It might still lead to absurd results: The law of parties inculpates a lot of people against whom it would be ridiculous to act in “self-defense.” And I can’t guarantee it won’t get you reversed: Multiple assailant cases are pretty vague as to what a proper instruction looks like. But that’s Texas self-defense law in 2020.
 593 S.W.3d 340 (Tex. Crim. App. 2020).
 See Cartwright v. State, 16 Tex. Ct. App. 473 (1884).
 145 S.W. 944 (Tex. Crim. App. 1912).
 Jordan v. State, 558 S.W.3d 173 (Tex. App.—Texarkana) rev’d, 559 S.W.3d 340 (Tex. Crim. App. 2020).
 Id. at 180 n.4 (citing Hughes v. State, 897 S.W.2d 285, 301 (Tex. Crim. App. 1994)).
 The Court also noted the SPA’s argument was inconsistent with the State’s argument at trial, where the prosecutor claimed Jordan admitted to all the elements, but the Court does not ascribe any legal significance to this inconsistency. It would be very strange for the Court to hold that the State’s argument required the trial court to submit a self-defense instruction that was not supported by the evidence. Absent an explicit statement making such a holding, I think the Court’s holding here is that Jordan’s admission to firing the gun, notwithstanding his denial of firing at Varley and Crumpton, raised self-defense.
 Tex. Penal Code §9.31(a).

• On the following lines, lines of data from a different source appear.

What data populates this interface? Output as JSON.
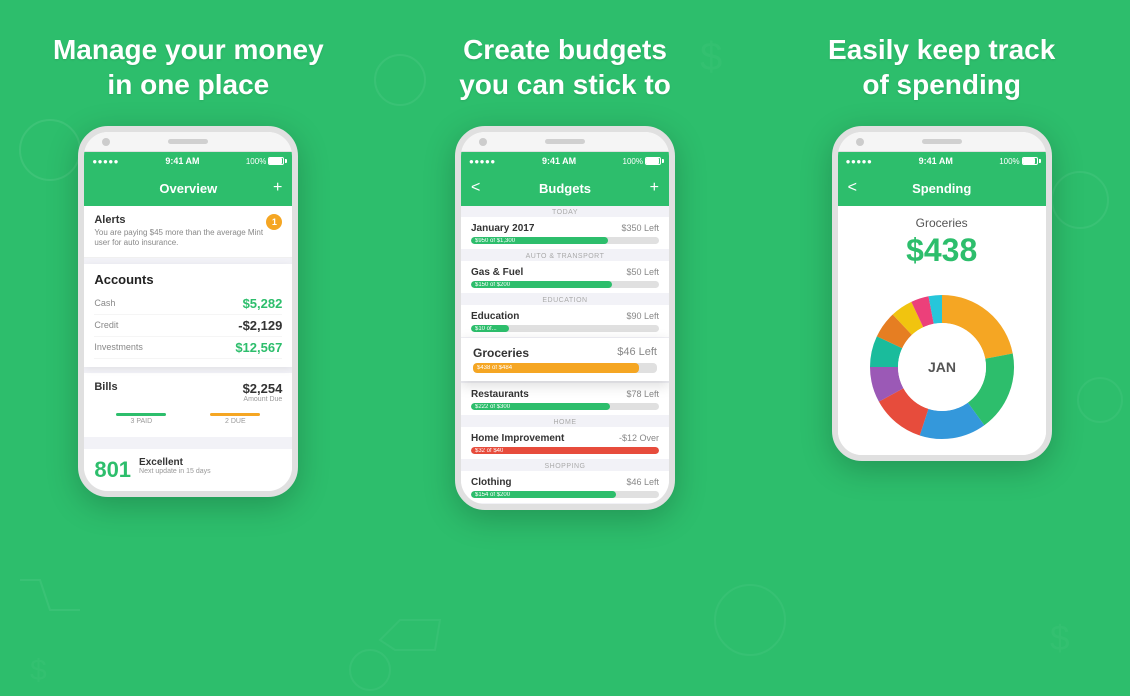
{
  "app": {
    "brand_color": "#2dbe6c",
    "bg_color": "#2dbe6c"
  },
  "panels": [
    {
      "id": "panel-1",
      "title_line1": "Manage your money",
      "title_line2": "in one place",
      "phone": {
        "status_time": "9:41 AM",
        "status_signal": "●●●●●",
        "status_battery": "100%",
        "nav_title": "Overview",
        "nav_right_icon": "+",
        "alerts": {
          "title": "Alerts",
          "text": "You are paying $45 more than the average Mint user for auto insurance.",
          "badge": "1"
        },
        "accounts": {
          "title": "Accounts",
          "rows": [
            {
              "label": "Cash",
              "value": "$5,282",
              "color": "green"
            },
            {
              "label": "Credit",
              "value": "-$2,129",
              "color": "dark"
            },
            {
              "label": "Investments",
              "value": "$12,567",
              "color": "green"
            }
          ]
        },
        "bills": {
          "title": "Bills",
          "amount": "$2,254",
          "due_label": "Amount Due",
          "bars": [
            {
              "label": "3 PAID",
              "color": "#2dbe6c",
              "pct": 0.7
            },
            {
              "label": "2 DUE",
              "color": "#f5a623",
              "pct": 0.5
            }
          ]
        },
        "credit_score": {
          "value": "801",
          "label": "Excellent",
          "sublabel": "Next update in 15 days"
        }
      }
    },
    {
      "id": "panel-2",
      "title_line1": "Create budgets",
      "title_line2": "you can stick to",
      "phone": {
        "status_time": "9:41 AM",
        "status_signal": "●●●●●",
        "status_battery": "100%",
        "nav_title": "Budgets",
        "nav_left_icon": "<",
        "nav_right_icon": "+",
        "budget_items": [
          {
            "name": "January 2017",
            "left": "$350 Left",
            "fill_label": "$950 of $1,300",
            "fill_pct": 0.73,
            "fill_color": "#2dbe6c",
            "sublabel": "TODAY",
            "highlighted": false
          },
          {
            "sublabel": "AUTO & TRANSPORT",
            "name": "Gas & Fuel",
            "left": "$50 Left",
            "fill_label": "$150 of $200",
            "fill_pct": 0.75,
            "fill_color": "#2dbe6c",
            "highlighted": false
          },
          {
            "sublabel": "EDUCATION",
            "name": "Education",
            "left": "$90 Left",
            "fill_label": "$10 of...",
            "fill_pct": 0.2,
            "fill_color": "#2dbe6c",
            "highlighted": false
          },
          {
            "name": "Groceries",
            "left": "$46 Left",
            "fill_label": "$438 of $484",
            "fill_pct": 0.9,
            "fill_color": "#f5a623",
            "highlighted": true
          },
          {
            "name": "Restaurants",
            "left": "$78 Left",
            "fill_label": "$222 of $300",
            "fill_pct": 0.74,
            "fill_color": "#2dbe6c",
            "highlighted": false
          },
          {
            "sublabel": "HOME",
            "name": "Home Improvement",
            "left": "-$12 Over",
            "fill_label": "$32 of $40",
            "fill_pct": 1.0,
            "fill_color": "#e74c3c",
            "highlighted": false
          },
          {
            "sublabel": "SHOPPING",
            "name": "Clothing",
            "left": "$46 Left",
            "fill_label": "$154 of $200",
            "fill_pct": 0.77,
            "fill_color": "#2dbe6c",
            "highlighted": false
          }
        ]
      }
    },
    {
      "id": "panel-3",
      "title_line1": "Easily keep track",
      "title_line2": "of spending",
      "phone": {
        "status_time": "9:41 AM",
        "status_signal": "●●●●●",
        "status_battery": "100%",
        "nav_title": "Spending",
        "nav_left_icon": "<",
        "spending": {
          "category": "Groceries",
          "amount": "$438",
          "chart_center_label": "JAN",
          "segments": [
            {
              "color": "#f5a623",
              "pct": 0.22
            },
            {
              "color": "#2dbe6c",
              "pct": 0.18
            },
            {
              "color": "#3498db",
              "pct": 0.15
            },
            {
              "color": "#e74c3c",
              "pct": 0.12
            },
            {
              "color": "#9b59b6",
              "pct": 0.08
            },
            {
              "color": "#1abc9c",
              "pct": 0.07
            },
            {
              "color": "#e67e22",
              "pct": 0.06
            },
            {
              "color": "#f1c40f",
              "pct": 0.05
            },
            {
              "color": "#ec407a",
              "pct": 0.04
            },
            {
              "color": "#26c6da",
              "pct": 0.03
            }
          ]
        }
      }
    }
  ]
}
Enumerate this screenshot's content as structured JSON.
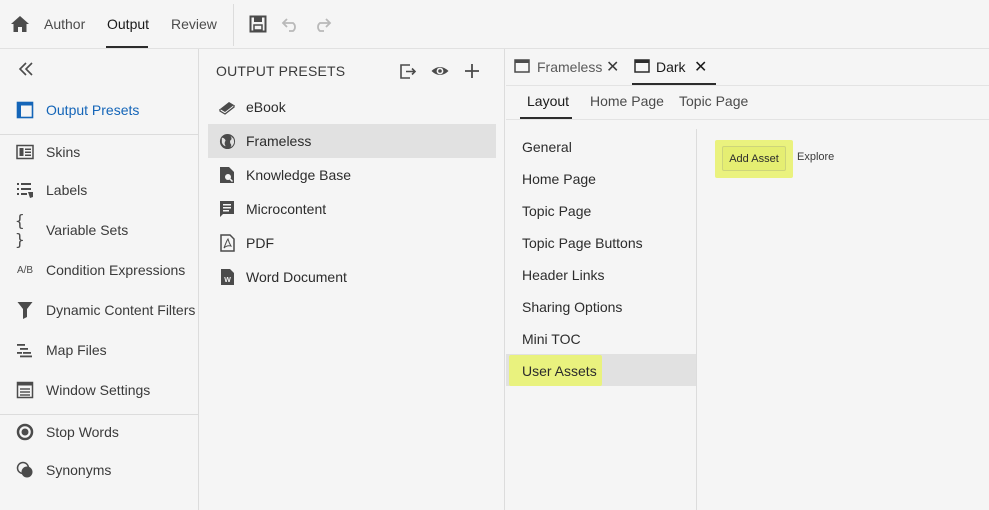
{
  "topbar": {
    "tabs": [
      {
        "label": "Author",
        "active": false
      },
      {
        "label": "Output",
        "active": true
      },
      {
        "label": "Review",
        "active": false
      }
    ],
    "icons": [
      "home-icon",
      "save-icon",
      "undo-icon",
      "redo-icon"
    ]
  },
  "sidebar": {
    "collapse_icon": "chevron-double-left-icon",
    "items": [
      {
        "label": "Output Presets",
        "icon": "output-presets-icon",
        "active": true
      },
      {
        "label": "Skins",
        "icon": "skins-icon"
      },
      {
        "label": "Labels",
        "icon": "labels-icon"
      },
      {
        "label": "Variable Sets",
        "icon": "braces-icon"
      },
      {
        "label": "Condition Expressions",
        "icon": "ab-icon",
        "icon_text": "A/B"
      },
      {
        "label": "Dynamic Content Filters",
        "icon": "filter-icon"
      },
      {
        "label": "Map Files",
        "icon": "map-files-icon"
      },
      {
        "label": "Window Settings",
        "icon": "window-settings-icon"
      },
      {
        "label": "Stop Words",
        "icon": "stop-words-icon"
      },
      {
        "label": "Synonyms",
        "icon": "synonyms-icon"
      }
    ]
  },
  "presets": {
    "title": "OUTPUT PRESETS",
    "header_icons": [
      "export-icon",
      "preview-eye-icon",
      "add-icon"
    ],
    "items": [
      {
        "label": "eBook",
        "icon": "ebook-icon"
      },
      {
        "label": "Frameless",
        "icon": "globe-icon",
        "selected": true
      },
      {
        "label": "Knowledge Base",
        "icon": "knowledge-base-icon"
      },
      {
        "label": "Microcontent",
        "icon": "microcontent-icon"
      },
      {
        "label": "PDF",
        "icon": "pdf-icon"
      },
      {
        "label": "Word Document",
        "icon": "word-document-icon"
      }
    ]
  },
  "editor": {
    "doc_tabs": [
      {
        "label": "Frameless",
        "close": "✕",
        "active": false
      },
      {
        "label": "Dark",
        "close": "✕",
        "active": true
      }
    ],
    "sub_tabs": [
      {
        "label": "Layout",
        "active": true
      },
      {
        "label": "Home Page",
        "active": false
      },
      {
        "label": "Topic Page",
        "active": false
      }
    ],
    "sections": [
      {
        "label": "General"
      },
      {
        "label": "Home Page"
      },
      {
        "label": "Topic Page"
      },
      {
        "label": "Topic Page Buttons"
      },
      {
        "label": "Header Links"
      },
      {
        "label": "Sharing Options"
      },
      {
        "label": "Mini TOC"
      },
      {
        "label": "User Assets",
        "selected": true
      }
    ],
    "content": {
      "add_asset_label": "Add Asset",
      "explore_label": "Explore"
    },
    "highlight_color": "#e9f27e"
  }
}
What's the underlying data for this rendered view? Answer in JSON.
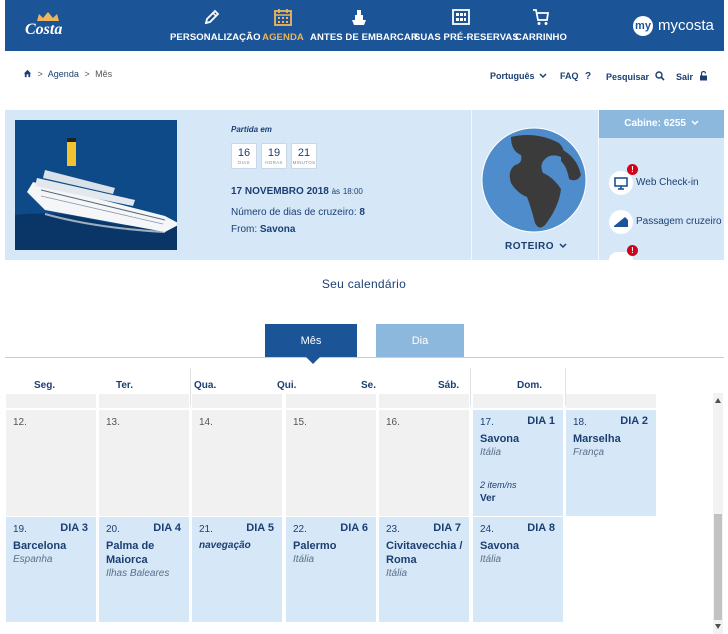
{
  "header": {
    "logo_text": "Costa",
    "nav": [
      {
        "label": "PERSONALIZAÇÃO",
        "icon": "pencil-icon"
      },
      {
        "label": "AGENDA",
        "icon": "calendar-icon",
        "active": true
      },
      {
        "label": "ANTES DE EMBARCAR",
        "icon": "ship-icon"
      },
      {
        "label": "SUAS PRÉ-RESERVAS",
        "icon": "grid-icon"
      },
      {
        "label": "CARRINHO",
        "icon": "cart-icon"
      }
    ],
    "mycosta_badge": "my",
    "mycosta_label": "mycosta"
  },
  "breadcrumb": {
    "home_icon": "home-icon",
    "items": [
      "Agenda",
      "Mês"
    ],
    "separator": ">"
  },
  "utility": {
    "language": "Português",
    "faq": "FAQ",
    "search": "Pesquisar",
    "logout": "Sair"
  },
  "cruise": {
    "departure_label": "Partida em",
    "countdown": [
      {
        "value": "16",
        "unit": "DIAS"
      },
      {
        "value": "19",
        "unit": "HORAS"
      },
      {
        "value": "21",
        "unit": "MINUTOS"
      }
    ],
    "date": "17 NOVEMBRO 2018",
    "time_prefix": "às",
    "time": "18:00",
    "days_label": "Número de dias de cruzeiro:",
    "days_value": "8",
    "from_label": "From:",
    "from_value": "Savona",
    "route_label": "ROTEIRO"
  },
  "cabin": {
    "title": "Cabine: 6255",
    "items": [
      {
        "label": "Web Check-in",
        "icon": "monitor-icon",
        "alert": "!"
      },
      {
        "label": "Passagem cruzeiro",
        "icon": "ticket-icon"
      },
      {
        "label": "",
        "icon": "document-icon",
        "alert": "!"
      }
    ]
  },
  "calendar": {
    "title": "Seu calendário",
    "tabs": [
      "Mês",
      "Dia"
    ],
    "weekdays": [
      "Seg.",
      "Ter.",
      "Qua.",
      "Qui.",
      "Se.",
      "Sáb.",
      "Dom."
    ],
    "week1": [
      {
        "date": "12."
      },
      {
        "date": "13."
      },
      {
        "date": "14."
      },
      {
        "date": "15."
      },
      {
        "date": "16."
      },
      {
        "date": "17.",
        "day": "DIA 1",
        "city": "Savona",
        "country": "Itália",
        "items": "2 item/ns",
        "link": "Ver"
      },
      {
        "date": "18.",
        "day": "DIA 2",
        "city": "Marselha",
        "country": "França"
      }
    ],
    "week2": [
      {
        "date": "19.",
        "day": "DIA 3",
        "city": "Barcelona",
        "country": "Espanha"
      },
      {
        "date": "20.",
        "day": "DIA 4",
        "city": "Palma de Maiorca",
        "country": "Ilhas Baleares"
      },
      {
        "date": "21.",
        "day": "DIA 5",
        "note": "navegação"
      },
      {
        "date": "22.",
        "day": "DIA 6",
        "city": "Palermo",
        "country": "Itália"
      },
      {
        "date": "23.",
        "day": "DIA 7",
        "city": "Civitavecchia / Roma",
        "country": "Itália"
      },
      {
        "date": "24.",
        "day": "DIA 8",
        "city": "Savona",
        "country": "Itália"
      }
    ]
  },
  "colors": {
    "primary": "#1b5497",
    "accent": "#f0b55a",
    "panel": "#d6e8f7",
    "alert": "#d0021b"
  }
}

 I quote this response because I do not see how it rebuts the SPA’s point. No matter how you swap out the terms “another,” “other,” and “others,” Penal Code §9.31 always says the force is justified only against the person or persons from whom the actor fears unlawful force.
 Jordan, 593 S.W.3d at 348 (Keasler, J., dissenting).
 Tex. Penal Code §22.05(b).
 Jordan, 593 S.W.3d at 351 (Yeary, J., dissenting).
 Judge Yeary described the posture of the case and said it was “understandable” for the Court to have addressed the multiple-assailants argument, and he “[did] not fault the Court for proceeding to address this issue.”
 All the cases cited by the Court regarding multiple assailants either pre-date the current Penal Code or rely exclusively on cases that pre-date the current Penal Code.
 Tex. Penal Code §7.02.
 See Jordan, 593 S.W.3d at 343 (citing Cartrwright, the 1884 case explaining multiple assailants as a function of the law of parties), 345 (citing then-Judge Keller’s concurrence in Dickey v. State, 22 S.W.3d 490 (Tex. Crim. App. 1999), which argued multiple assailants was a function of the law of parties).